• Child protection issues — younger children unsupervised because parent(s) has to work
• Children/youth congregating in other sites
• Parent absenteeism from work in order to care for children
• Children with special needs can have more difficulty learning when returning to school after extended absence
• Availability of substitute teacher pool
• Setting and size of school/district
• Addressing fear and stigma associated with being sick
• Privacy concerns
Similar issues were voiced by the Colorado Health Foundation's Karen McNeil-Miller in our recent post "COVID-19 and the Inequities of Pandemics in Denver and Beyond."
Lawrence and Snyder also confirm that "we are hearing about shortages of disinfectants. For schools and child care facilities that will be closed for a week or longer, do not clean or disinfect right away and wait, as the virus will not survive the closure period, and do a singular cleaning and disinfection more closely aligned with the reopening date. Additionally, CDPHE is seeking guidance on other mechanisms of disinfection that could be implemented as a result of the supply issues with traditional disinfectants."

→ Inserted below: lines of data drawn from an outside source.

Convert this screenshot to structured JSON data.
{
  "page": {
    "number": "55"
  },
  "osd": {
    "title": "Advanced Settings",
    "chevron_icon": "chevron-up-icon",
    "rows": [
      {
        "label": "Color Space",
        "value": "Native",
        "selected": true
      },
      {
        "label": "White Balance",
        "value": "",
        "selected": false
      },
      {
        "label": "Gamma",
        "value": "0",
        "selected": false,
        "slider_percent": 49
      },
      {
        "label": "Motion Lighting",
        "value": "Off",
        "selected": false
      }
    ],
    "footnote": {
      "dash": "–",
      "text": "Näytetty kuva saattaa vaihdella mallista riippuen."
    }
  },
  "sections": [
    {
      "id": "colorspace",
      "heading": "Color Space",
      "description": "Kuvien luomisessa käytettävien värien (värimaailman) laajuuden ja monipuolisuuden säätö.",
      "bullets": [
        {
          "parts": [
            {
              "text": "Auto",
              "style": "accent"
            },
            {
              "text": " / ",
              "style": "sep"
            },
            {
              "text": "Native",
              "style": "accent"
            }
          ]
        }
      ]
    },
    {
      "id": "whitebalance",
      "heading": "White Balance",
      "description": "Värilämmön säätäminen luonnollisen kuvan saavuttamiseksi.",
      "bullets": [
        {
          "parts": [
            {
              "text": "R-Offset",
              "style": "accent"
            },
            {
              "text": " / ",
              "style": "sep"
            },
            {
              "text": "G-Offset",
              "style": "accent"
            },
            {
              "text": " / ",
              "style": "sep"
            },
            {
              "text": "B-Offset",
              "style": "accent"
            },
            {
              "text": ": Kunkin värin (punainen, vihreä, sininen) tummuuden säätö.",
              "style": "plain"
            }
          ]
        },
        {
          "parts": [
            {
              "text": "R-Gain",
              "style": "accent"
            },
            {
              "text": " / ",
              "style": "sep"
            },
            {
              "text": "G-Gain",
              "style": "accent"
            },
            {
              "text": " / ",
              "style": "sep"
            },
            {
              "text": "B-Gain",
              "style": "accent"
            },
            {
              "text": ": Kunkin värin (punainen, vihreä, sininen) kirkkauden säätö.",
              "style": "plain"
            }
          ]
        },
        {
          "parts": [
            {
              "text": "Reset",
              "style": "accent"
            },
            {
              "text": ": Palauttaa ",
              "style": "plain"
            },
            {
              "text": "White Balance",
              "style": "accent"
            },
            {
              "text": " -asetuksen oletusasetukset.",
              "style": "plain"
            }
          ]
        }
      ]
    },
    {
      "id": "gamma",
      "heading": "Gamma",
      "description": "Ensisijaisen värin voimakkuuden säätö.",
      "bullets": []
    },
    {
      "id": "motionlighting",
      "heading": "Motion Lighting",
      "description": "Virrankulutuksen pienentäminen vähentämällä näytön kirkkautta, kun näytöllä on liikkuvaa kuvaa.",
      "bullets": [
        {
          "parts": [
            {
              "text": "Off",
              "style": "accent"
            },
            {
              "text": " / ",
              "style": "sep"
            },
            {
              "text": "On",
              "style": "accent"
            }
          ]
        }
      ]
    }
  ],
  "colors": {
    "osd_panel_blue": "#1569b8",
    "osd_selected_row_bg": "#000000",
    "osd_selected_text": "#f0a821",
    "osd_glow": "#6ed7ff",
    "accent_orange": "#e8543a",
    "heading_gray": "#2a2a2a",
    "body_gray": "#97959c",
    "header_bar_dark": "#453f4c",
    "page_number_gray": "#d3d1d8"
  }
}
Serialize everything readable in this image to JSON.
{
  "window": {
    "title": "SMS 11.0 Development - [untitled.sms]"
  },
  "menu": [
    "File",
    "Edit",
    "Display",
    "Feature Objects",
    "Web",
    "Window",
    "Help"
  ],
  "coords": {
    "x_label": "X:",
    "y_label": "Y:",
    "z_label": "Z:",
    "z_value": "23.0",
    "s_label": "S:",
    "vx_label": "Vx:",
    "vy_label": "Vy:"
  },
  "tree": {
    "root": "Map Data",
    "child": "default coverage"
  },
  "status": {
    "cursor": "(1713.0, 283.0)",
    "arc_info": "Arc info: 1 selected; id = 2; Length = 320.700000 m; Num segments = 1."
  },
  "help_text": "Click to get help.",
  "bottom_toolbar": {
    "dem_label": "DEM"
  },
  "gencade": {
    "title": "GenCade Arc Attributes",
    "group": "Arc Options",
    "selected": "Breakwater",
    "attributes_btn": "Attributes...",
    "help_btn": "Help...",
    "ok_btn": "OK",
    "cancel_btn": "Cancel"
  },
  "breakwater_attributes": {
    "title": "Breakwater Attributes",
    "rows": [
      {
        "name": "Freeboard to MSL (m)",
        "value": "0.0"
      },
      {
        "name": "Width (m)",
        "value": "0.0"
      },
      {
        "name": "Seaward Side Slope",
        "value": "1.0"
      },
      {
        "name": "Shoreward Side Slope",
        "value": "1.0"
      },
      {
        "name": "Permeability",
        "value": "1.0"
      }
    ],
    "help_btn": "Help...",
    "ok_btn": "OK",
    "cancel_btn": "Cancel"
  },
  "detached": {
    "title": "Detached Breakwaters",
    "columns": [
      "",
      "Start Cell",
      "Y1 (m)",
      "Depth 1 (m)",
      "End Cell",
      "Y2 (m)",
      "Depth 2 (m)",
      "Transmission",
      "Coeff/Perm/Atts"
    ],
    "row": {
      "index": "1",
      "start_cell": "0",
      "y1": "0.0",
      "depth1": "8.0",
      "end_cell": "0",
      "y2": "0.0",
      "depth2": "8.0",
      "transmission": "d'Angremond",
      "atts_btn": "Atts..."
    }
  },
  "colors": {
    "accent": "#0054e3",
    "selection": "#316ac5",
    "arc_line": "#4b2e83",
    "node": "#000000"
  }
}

The letter closes with this apt line: "Thank you for your partnership during this challenging time."